Riders are always looking for new challenges and new places to ride their bikes. Adventure touring and bike-packing are two of the fastest-growing segments of the industry, and like every year, the North American Handmade Bike Show is setting trends that the rest of the industry is likely to soon follow.
Though adventures can be had on any bike, more and more riders are designing, building, and riding bikes specifically designed around touring or racing on unpaved roads or rough terrain.
Not quite mountain bikes, they often incorporate aspects of cyclocross and traditional touring bikes to make them more versatile. Rigid forks, disc brakes, 29-inch wheels, and soft-sided luggage are common sights.
Here are some of the adventure touring bikes we saw at NAHBS 2013 here in Denver, Colorado.
Moots designed and built this bike for a customer who plans on racing the Colorado Trail Race and then continuing on for even more adventures. Based on a standard Moots mountain bike with with modifications made for geometry and the Rohloff hub. It features full titanium construction, from the frame to the stem, seatpost, and aerobars.
The frame bags were custom made by Revelate Designs and the matching fork was made from steel by Engin Cycles. Those bottle cages on the fork blades will eventually carry stuff sacks, but for now they carry olive oil. The owner met up with a custom leatherworker to create the saddle, based off a Brooks B17. Farrhoots is also the name he dubbed the bike.
English Cycles is named for owner and builder Rob English, who is of course, English. Now based in Eugene, Oregon. English built this touring bike for a customer back in the UK who sews these custom touring bags by the name of Black Rainbow Project.
Built to conquer the Tour Divide Route in 2014, the bike features a Shimano Alfine drivetrain powered by a Gates Carbon belt. Since there is air travel involved to get to the starting line from the UK, the bike uses a detachable rear triangle and can fit in a much smaller box. Up front, the fork was built to hold a rear wheel to use as a singlespeed backup, just in case, and uses English’s inverted steerer, which is attached to the stem and clamps to the fork, rather than the other way around in a normal bike. This frees up room on the stem to mount armrests for aero bars. Also integrated into the fork is a small rack to support the handlebar bag.
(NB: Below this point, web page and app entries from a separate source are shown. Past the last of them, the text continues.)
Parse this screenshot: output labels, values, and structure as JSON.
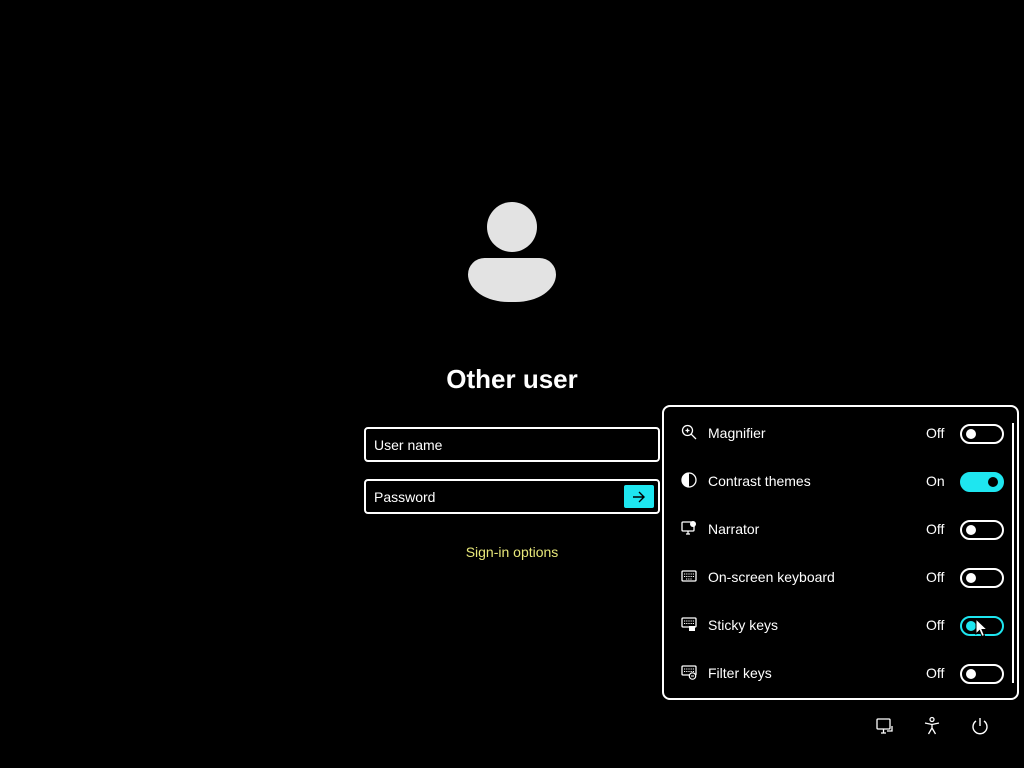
{
  "user": {
    "title": "Other user"
  },
  "form": {
    "username_placeholder": "User name",
    "password_placeholder": "Password",
    "submit_icon": "arrow-right-icon",
    "signin_options": "Sign-in options"
  },
  "accessibility": {
    "items": [
      {
        "label": "Magnifier",
        "state": "Off",
        "icon": "magnifier-icon",
        "on": false
      },
      {
        "label": "Contrast themes",
        "state": "On",
        "icon": "contrast-icon",
        "on": true
      },
      {
        "label": "Narrator",
        "state": "Off",
        "icon": "narrator-icon",
        "on": false
      },
      {
        "label": "On-screen keyboard",
        "state": "Off",
        "icon": "keyboard-icon",
        "on": false
      },
      {
        "label": "Sticky keys",
        "state": "Off",
        "icon": "sticky-keys-icon",
        "on": false
      },
      {
        "label": "Filter keys",
        "state": "Off",
        "icon": "filter-keys-icon",
        "on": false
      }
    ]
  },
  "tray": {
    "network_icon": "network-icon",
    "accessibility_icon": "accessibility-icon",
    "power_icon": "power-icon"
  },
  "colors": {
    "accent": "#1ee6f0",
    "link": "#e8e87a",
    "background": "#000000",
    "foreground": "#ffffff"
  }
}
Cielo is a co-brand of Chris King components, and it continues to expand its line of road, mountain, and cyclocross bikes. New this year is the Overlander, which may look like a mountain bike but is completely designed around bike-packing. It starts out front with a proprietary, non-suspension corrected fork that comes pre-installed with a Chris King inset headset, natch.
Out back you’ll find a full compliment of fender and rack mounts, as well as Paragon Machine Works rocker dropouts for any type of drivetrain setup. Here it’s been outfitted with a Jones Loop Bar and a full set of frame bags from Revelate Designs.
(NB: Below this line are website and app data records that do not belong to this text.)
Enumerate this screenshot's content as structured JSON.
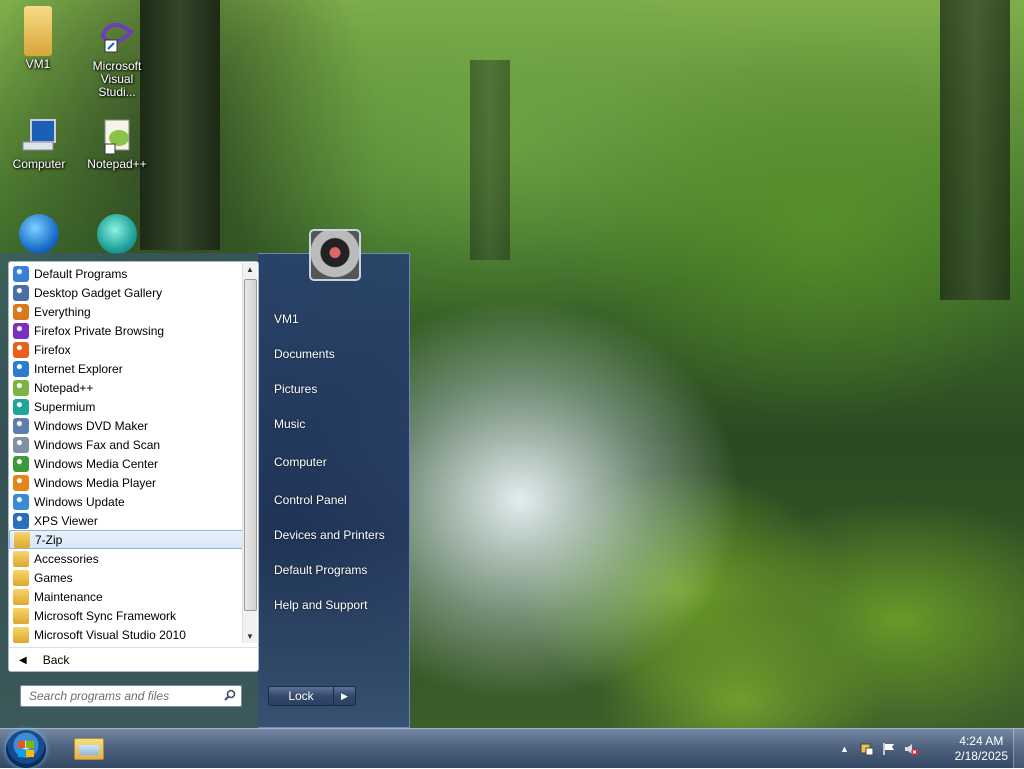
{
  "desktop": {
    "icons": [
      {
        "label": "VM1",
        "icon": "user-folder-icon"
      },
      {
        "label": "Microsoft Visual Studi...",
        "icon": "visual-studio-icon"
      },
      {
        "label": "Computer",
        "icon": "computer-icon"
      },
      {
        "label": "Notepad++",
        "icon": "notepad-plus-plus-icon"
      },
      {
        "label": "",
        "icon": "network-icon"
      },
      {
        "label": "",
        "icon": "supermium-icon"
      }
    ]
  },
  "start_menu": {
    "programs": [
      {
        "label": "Default Programs",
        "icon": "default-programs-icon",
        "color": "#3b7fd6"
      },
      {
        "label": "Desktop Gadget Gallery",
        "icon": "gadget-gallery-icon",
        "color": "#4a6fa5"
      },
      {
        "label": "Everything",
        "icon": "everything-search-icon",
        "color": "#d87a1c"
      },
      {
        "label": "Firefox Private Browsing",
        "icon": "firefox-private-icon",
        "color": "#7b2fbf"
      },
      {
        "label": "Firefox",
        "icon": "firefox-icon",
        "color": "#e8601c"
      },
      {
        "label": "Internet Explorer",
        "icon": "internet-explorer-icon",
        "color": "#2b7bd1"
      },
      {
        "label": "Notepad++",
        "icon": "notepad-plus-plus-icon",
        "color": "#7cb342"
      },
      {
        "label": "Supermium",
        "icon": "supermium-icon",
        "color": "#1fa39a"
      },
      {
        "label": "Windows DVD Maker",
        "icon": "dvd-maker-icon",
        "color": "#5a7fb0"
      },
      {
        "label": "Windows Fax and Scan",
        "icon": "fax-scan-icon",
        "color": "#7f8fa6"
      },
      {
        "label": "Windows Media Center",
        "icon": "media-center-icon",
        "color": "#3c9a3c"
      },
      {
        "label": "Windows Media Player",
        "icon": "media-player-icon",
        "color": "#e5841b"
      },
      {
        "label": "Windows Update",
        "icon": "windows-update-icon",
        "color": "#3a8ad6"
      },
      {
        "label": "XPS Viewer",
        "icon": "xps-viewer-icon",
        "color": "#2a6ebf"
      },
      {
        "label": "7-Zip",
        "icon": "folder-icon",
        "selected": true
      },
      {
        "label": "Accessories",
        "icon": "folder-icon"
      },
      {
        "label": "Games",
        "icon": "folder-icon"
      },
      {
        "label": "Maintenance",
        "icon": "folder-icon"
      },
      {
        "label": "Microsoft Sync Framework",
        "icon": "folder-icon"
      },
      {
        "label": "Microsoft Visual Studio 2010",
        "icon": "folder-icon"
      }
    ],
    "back_label": "Back",
    "search_placeholder": "Search programs and files",
    "right_items": [
      {
        "label": "VM1",
        "name": "user-folder-link"
      },
      {
        "label": "Documents",
        "name": "documents-link"
      },
      {
        "label": "Pictures",
        "name": "pictures-link"
      },
      {
        "label": "Music",
        "name": "music-link"
      },
      {
        "label": "Computer",
        "name": "computer-link"
      },
      {
        "label": "Control Panel",
        "name": "control-panel-link"
      },
      {
        "label": "Devices and Printers",
        "name": "devices-printers-link"
      },
      {
        "label": "Default Programs",
        "name": "default-programs-link"
      },
      {
        "label": "Help and Support",
        "name": "help-support-link"
      }
    ],
    "lock_label": "Lock"
  },
  "taskbar": {
    "clock_time": "4:24 AM",
    "clock_date": "2/18/2025",
    "tray_icons": [
      "show-hidden-icons-arrow",
      "action-center-icon",
      "flag-icon",
      "volume-muted-icon"
    ]
  }
}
Stinner Frameworks built this 29er for a customer that is also attempting the Tour Divide. Though builder Aaron Stinner said he would likely run a full frame bag, here it is outfitted with some extra bottle cages for maximum capacity.
Like many Tour Divide riders, the Rohloff hub powered by a Gates Carbon belt drive appears as a simple and robust gearing option.
The frame is fillet brazed from mostly True Temper tubes in Santa Barbara, California.
Builder Dave Wages’ Ellis Cycles has won awards at NAHBS shows for the past four years in a row with his road bikes, but this year he shows he’s not afraid to get dirty, either.
The Strada Fango is a dirt road adventure bike that is fillet brazed with a lugged bottom bracket shell. The Shimano Dura Ace Di2 drivetrain has been modified with a K-Edge adapter on the rear derailleur that will allow it to work with up a 36 tooth cog.
It can fit up to a 29×2.0 tire.
Unlike the rest of these bikes, Sean Walling has been building this bike for Soulcraft for years, but it fits perfectly with our theme. The Dirtbomb is a true Monstercross bike with room for 700×45 tires that begs to be ridden everywhere. It can be built with flat or drop bars, disc or cantilever brakes, in singlespeed or geared versions.
This model features Paul Comp Mini Moto brakes, Bruce Gordon Rock N Road tires and S&S couplers for traveling.
This bike wasn’t in the Eriksen booth, but we saw it wandering around. It has been outfitted with a full set of bike-packing bags from Porcelain Rocket and a Gates Carbon belt drive. If I see it again I’ll try to get more info on it.
Coming up next
We’ll have more coming from NAHBS all weekend, with collections of fat bikes, city bikes, and some of the really wild and crazy show bikes. Stay tuned.